» Instructions for the task: The listing should be printed again without a single change.

» Data extracts:

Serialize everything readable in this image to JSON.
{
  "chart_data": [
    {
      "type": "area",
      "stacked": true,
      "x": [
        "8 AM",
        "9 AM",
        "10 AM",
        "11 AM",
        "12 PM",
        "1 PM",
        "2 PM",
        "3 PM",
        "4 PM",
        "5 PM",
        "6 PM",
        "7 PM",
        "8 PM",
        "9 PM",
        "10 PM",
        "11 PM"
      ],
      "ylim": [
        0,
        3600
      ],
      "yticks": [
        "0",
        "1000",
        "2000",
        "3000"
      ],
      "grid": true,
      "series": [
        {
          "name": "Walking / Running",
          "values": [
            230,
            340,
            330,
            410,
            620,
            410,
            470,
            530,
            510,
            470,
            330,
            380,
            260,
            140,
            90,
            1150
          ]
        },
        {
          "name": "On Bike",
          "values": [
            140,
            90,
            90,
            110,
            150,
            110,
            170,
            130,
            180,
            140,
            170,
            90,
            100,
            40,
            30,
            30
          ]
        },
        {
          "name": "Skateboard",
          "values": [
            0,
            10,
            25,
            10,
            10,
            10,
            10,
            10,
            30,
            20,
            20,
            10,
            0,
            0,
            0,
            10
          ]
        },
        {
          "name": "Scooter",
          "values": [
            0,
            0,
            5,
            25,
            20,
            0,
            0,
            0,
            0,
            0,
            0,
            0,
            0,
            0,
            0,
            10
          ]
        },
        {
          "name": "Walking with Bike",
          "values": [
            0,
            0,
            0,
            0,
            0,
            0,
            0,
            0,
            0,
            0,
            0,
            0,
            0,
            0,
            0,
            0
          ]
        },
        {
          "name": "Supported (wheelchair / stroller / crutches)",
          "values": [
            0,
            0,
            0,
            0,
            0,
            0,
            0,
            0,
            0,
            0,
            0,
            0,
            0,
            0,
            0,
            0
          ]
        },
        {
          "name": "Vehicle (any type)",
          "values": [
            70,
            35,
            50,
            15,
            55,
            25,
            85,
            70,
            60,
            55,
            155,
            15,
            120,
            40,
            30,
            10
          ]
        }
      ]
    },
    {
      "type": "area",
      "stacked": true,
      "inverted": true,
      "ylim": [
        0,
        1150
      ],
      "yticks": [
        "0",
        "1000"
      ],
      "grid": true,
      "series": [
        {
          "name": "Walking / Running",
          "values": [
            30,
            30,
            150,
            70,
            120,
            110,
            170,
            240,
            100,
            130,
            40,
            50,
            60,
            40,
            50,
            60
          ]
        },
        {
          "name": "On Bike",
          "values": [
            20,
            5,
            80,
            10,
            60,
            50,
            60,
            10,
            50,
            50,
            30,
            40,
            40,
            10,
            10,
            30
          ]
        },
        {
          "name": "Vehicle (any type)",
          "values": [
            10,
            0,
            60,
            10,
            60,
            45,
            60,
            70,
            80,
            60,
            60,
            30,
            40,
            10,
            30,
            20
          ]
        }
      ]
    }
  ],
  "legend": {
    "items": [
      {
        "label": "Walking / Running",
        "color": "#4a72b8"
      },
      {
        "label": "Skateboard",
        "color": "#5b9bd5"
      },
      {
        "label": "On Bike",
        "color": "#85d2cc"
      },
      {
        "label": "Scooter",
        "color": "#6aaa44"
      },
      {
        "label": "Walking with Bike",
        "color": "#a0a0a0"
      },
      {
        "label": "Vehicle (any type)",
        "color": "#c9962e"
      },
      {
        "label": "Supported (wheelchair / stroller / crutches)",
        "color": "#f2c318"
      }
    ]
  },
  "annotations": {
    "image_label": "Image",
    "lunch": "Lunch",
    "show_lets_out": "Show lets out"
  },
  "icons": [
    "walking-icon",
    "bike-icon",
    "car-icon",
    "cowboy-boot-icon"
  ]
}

» Result of the task:
Serialize everything readable in this image to JSON.
{
  "chart_data": [
    {
      "type": "area",
      "stacked": true,
      "x": [
        "8 AM",
        "9 AM",
        "10 AM",
        "11 AM",
        "12 PM",
        "1 PM",
        "2 PM",
        "3 PM",
        "4 PM",
        "5 PM",
        "6 PM",
        "7 PM",
        "8 PM",
        "9 PM",
        "10 PM",
        "11 PM"
      ],
      "ylim": [
        0,
        3600
      ],
      "yticks": [
        "0",
        "1000",
        "2000",
        "3000"
      ],
      "grid": true,
      "series": [
        {
          "name": "Walking / Running",
          "values": [
            230,
            340,
            330,
            410,
            620,
            410,
            470,
            530,
            510,
            470,
            330,
            380,
            260,
            140,
            90,
            1150
          ]
        },
        {
          "name": "On Bike",
          "values": [
            140,
            90,
            90,
            110,
            150,
            110,
            170,
            130,
            180,
            140,
            170,
            90,
            100,
            40,
            30,
            30
          ]
        },
        {
          "name": "Skateboard",
          "values": [
            0,
            10,
            25,
            10,
            10,
            10,
            10,
            10,
            30,
            20,
            20,
            10,
            0,
            0,
            0,
            10
          ]
        },
        {
          "name": "Scooter",
          "values": [
            0,
            0,
            5,
            25,
            20,
            0,
            0,
            0,
            0,
            0,
            0,
            0,
            0,
            0,
            0,
            10
          ]
        },
        {
          "name": "Walking with Bike",
          "values": [
            0,
            0,
            0,
            0,
            0,
            0,
            0,
            0,
            0,
            0,
            0,
            0,
            0,
            0,
            0,
            0
          ]
        },
        {
          "name": "Supported (wheelchair / stroller / crutches)",
          "values": [
            0,
            0,
            0,
            0,
            0,
            0,
            0,
            0,
            0,
            0,
            0,
            0,
            0,
            0,
            0,
            0
          ]
        },
        {
          "name": "Vehicle (any type)",
          "values": [
            70,
            35,
            50,
            15,
            55,
            25,
            85,
            70,
            60,
            55,
            155,
            15,
            120,
            40,
            30,
            10
          ]
        }
      ]
    },
    {
      "type": "area",
      "stacked": true,
      "inverted": true,
      "ylim": [
        0,
        1150
      ],
      "yticks": [
        "0",
        "1000"
      ],
      "grid": true,
      "series": [
        {
          "name": "Walking / Running",
          "values": [
            30,
            30,
            150,
            70,
            120,
            110,
            170,
            240,
            100,
            130,
            40,
            50,
            60,
            40,
            50,
            60
          ]
        },
        {
          "name": "On Bike",
          "values": [
            20,
            5,
            80,
            10,
            60,
            50,
            60,
            10,
            50,
            50,
            30,
            40,
            40,
            10,
            10,
            30
          ]
        },
        {
          "name": "Vehicle (any type)",
          "values": [
            10,
            0,
            60,
            10,
            60,
            45,
            60,
            70,
            80,
            60,
            60,
            30,
            40,
            10,
            30,
            20
          ]
        }
      ]
    }
  ],
  "legend": {
    "items": [
      {
        "label": "Walking / Running",
        "color": "#4a72b8"
      },
      {
        "label": "Skateboard",
        "color": "#5b9bd5"
      },
      {
        "label": "On Bike",
        "color": "#85d2cc"
      },
      {
        "label": "Scooter",
        "color": "#6aaa44"
      },
      {
        "label": "Walking with Bike",
        "color": "#a0a0a0"
      },
      {
        "label": "Vehicle (any type)",
        "color": "#c9962e"
      },
      {
        "label": "Supported (wheelchair / stroller / crutches)",
        "color": "#f2c318"
      }
    ]
  },
  "annotations": {
    "image_label": "Image",
    "lunch": "Lunch",
    "show_lets_out": "Show lets out"
  },
  "icons": [
    "walking-icon",
    "bike-icon",
    "car-icon",
    "cowboy-boot-icon"
  ]
}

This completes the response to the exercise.